— Supplied material —
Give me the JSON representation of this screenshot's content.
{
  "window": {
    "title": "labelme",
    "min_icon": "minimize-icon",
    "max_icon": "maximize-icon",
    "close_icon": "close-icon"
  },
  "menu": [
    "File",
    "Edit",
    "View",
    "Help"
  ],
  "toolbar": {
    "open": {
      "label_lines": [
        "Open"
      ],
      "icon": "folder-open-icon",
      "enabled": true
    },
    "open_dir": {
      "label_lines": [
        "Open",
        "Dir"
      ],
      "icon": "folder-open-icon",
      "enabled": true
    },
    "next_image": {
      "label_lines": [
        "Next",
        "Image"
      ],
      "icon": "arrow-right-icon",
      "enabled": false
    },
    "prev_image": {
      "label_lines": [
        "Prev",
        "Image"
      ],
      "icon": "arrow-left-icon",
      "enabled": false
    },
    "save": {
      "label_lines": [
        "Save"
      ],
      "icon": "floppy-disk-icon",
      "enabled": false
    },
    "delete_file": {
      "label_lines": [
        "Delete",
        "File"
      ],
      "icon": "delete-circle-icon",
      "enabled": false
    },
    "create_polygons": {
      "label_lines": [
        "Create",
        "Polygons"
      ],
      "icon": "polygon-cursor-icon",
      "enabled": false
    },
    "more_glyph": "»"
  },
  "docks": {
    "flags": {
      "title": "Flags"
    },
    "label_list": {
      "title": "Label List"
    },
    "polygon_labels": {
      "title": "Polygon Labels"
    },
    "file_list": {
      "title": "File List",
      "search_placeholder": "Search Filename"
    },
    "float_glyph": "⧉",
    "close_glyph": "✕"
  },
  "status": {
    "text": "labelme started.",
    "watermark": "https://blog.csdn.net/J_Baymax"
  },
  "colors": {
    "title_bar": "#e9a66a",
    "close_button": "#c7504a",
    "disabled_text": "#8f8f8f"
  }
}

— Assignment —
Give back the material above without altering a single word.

— Result for this task —
Give me the JSON representation of this screenshot's content.
{
  "window": {
    "title": "labelme",
    "min_icon": "minimize-icon",
    "max_icon": "maximize-icon",
    "close_icon": "close-icon"
  },
  "menu": [
    "File",
    "Edit",
    "View",
    "Help"
  ],
  "toolbar": {
    "open": {
      "label_lines": [
        "Open"
      ],
      "icon": "folder-open-icon",
      "enabled": true
    },
    "open_dir": {
      "label_lines": [
        "Open",
        "Dir"
      ],
      "icon": "folder-open-icon",
      "enabled": true
    },
    "next_image": {
      "label_lines": [
        "Next",
        "Image"
      ],
      "icon": "arrow-right-icon",
      "enabled": false
    },
    "prev_image": {
      "label_lines": [
        "Prev",
        "Image"
      ],
      "icon": "arrow-left-icon",
      "enabled": false
    },
    "save": {
      "label_lines": [
        "Save"
      ],
      "icon": "floppy-disk-icon",
      "enabled": false
    },
    "delete_file": {
      "label_lines": [
        "Delete",
        "File"
      ],
      "icon": "delete-circle-icon",
      "enabled": false
    },
    "create_polygons": {
      "label_lines": [
        "Create",
        "Polygons"
      ],
      "icon": "polygon-cursor-icon",
      "enabled": false
    },
    "more_glyph": "»"
  },
  "docks": {
    "flags": {
      "title": "Flags"
    },
    "label_list": {
      "title": "Label List"
    },
    "polygon_labels": {
      "title": "Polygon Labels"
    },
    "file_list": {
      "title": "File List",
      "search_placeholder": "Search Filename"
    },
    "float_glyph": "⧉",
    "close_glyph": "✕"
  },
  "status": {
    "text": "labelme started.",
    "watermark": "https://blog.csdn.net/J_Baymax"
  },
  "colors": {
    "title_bar": "#e9a66a",
    "close_button": "#c7504a",
    "disabled_text": "#8f8f8f"
  }
}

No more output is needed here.